“Ben Bernanke has led the Fed through the one of the worst financial crises that this nation and this world have ever faced,” Obama said from Martha’s Vineyard, Mass., as Bernanke stood by his side. “As an expert on the causes of the Great Depression, I’m sure Ben never imagined that he would be part of a team responsible for preventing another.”
In our opinion the President has done exactly the right thing. Bernanke has been attacked by both the right and the left, but the truth is that he and the other Fed governors deserve the lion’s share of the credit for avoiding what could have been the second Great Depression.
People on the right have attacked him for being too loose with monetary policy and leading us down the road to potential hyper-inflation. Their argument is understandable, as loose monetary policy played a significant role in inflating the housing bubble that put us here in the first place. But this does not change the fact that Bernanke was not dealing with normal times and he was not easing monetary policy during a time of growth as his predecessor had done. Bernanke was dealing with a crisis, and he took bold and aggressive measures to battle that crisis – ranging from lowering interest rates to nearly zero percent to buying treasuries to keep longer-term rates down, and from backing the banks to buying mortgage-backed securities. The list goes on. Those bold moves are the reason our economy has leveled off and perhaps begun to grow again.
We hear from the mass media and those on the political left that the stimulus is what has saved us – Congress passed the stimulus, and a few months later the economy shows signs of improving. Sounds logical, right? Yes, except for one small detail: more than 80% of the stimulus has not yet been spent. Moreover, the amount that has been spent is being overstated. For example, one of our clients is a government agency that has received their stimulus money, so the federal government counts that money as “spent,” but the agency has not spent it yet – it is sitting in their bank instead of in the US Treasury. Hardly stimulating.
The fact is that fiscal stimulus has never worked. It didn’t work for FDR during the Great Depression, it didn’t work for Germany after WWII, and it didn’t work for Japan in the 1990s. There are two schools of thought on why this is. To simplify them, there is the “it has never worked because it doesn’t work” school, and the “it has never worked because they have always done something wrong” school – not spent enough, spent it on the wrong things, etc. This latter school, proffered most notably by Paul Krugman of the The New York Times, boldly stated at the time that the size of the entire stimulus was too small to work. Now the same people claim that the meager amount that has been spent deserves credit for what rebound we have seen. When contrasted, that argument is so absurd that it is hard to say it out loud and keep a straight face. But, Krugman and company have never been ones to let things like facts get in the way of their theories.

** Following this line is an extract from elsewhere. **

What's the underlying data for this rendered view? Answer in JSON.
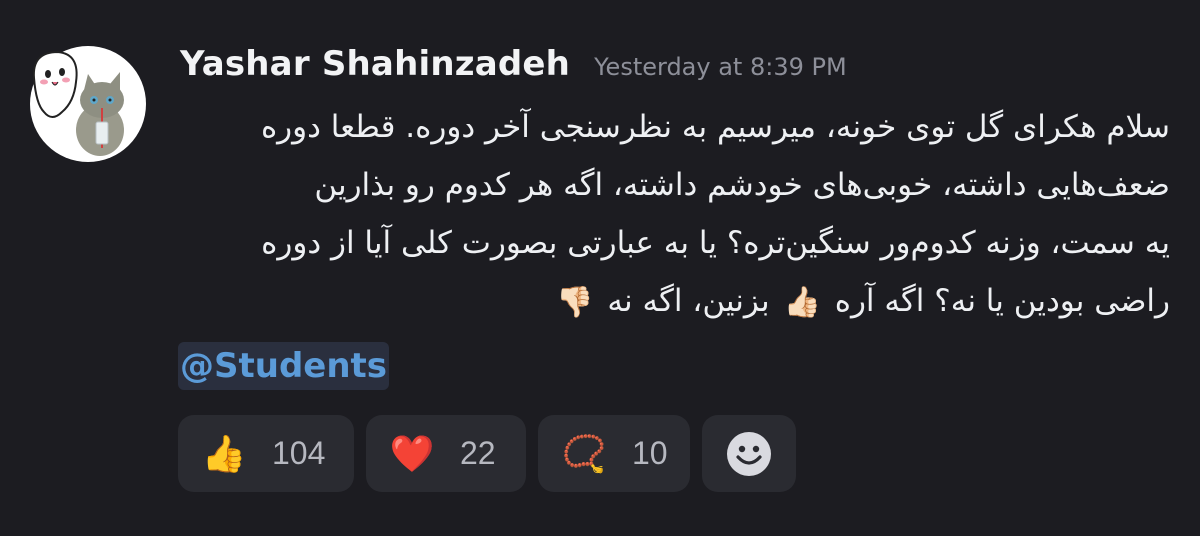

Is Bernanke perfect? No. Has he made mistakes? Yes. But, Ben Bernanke saved us from the second Great Depression by acting aggressively and boldly while withstanding a great deal of criticism. If inflation does rear its head, we will need such a man to beat it. The President was right to nominate him for a second term.
Chuck Osborne, CFA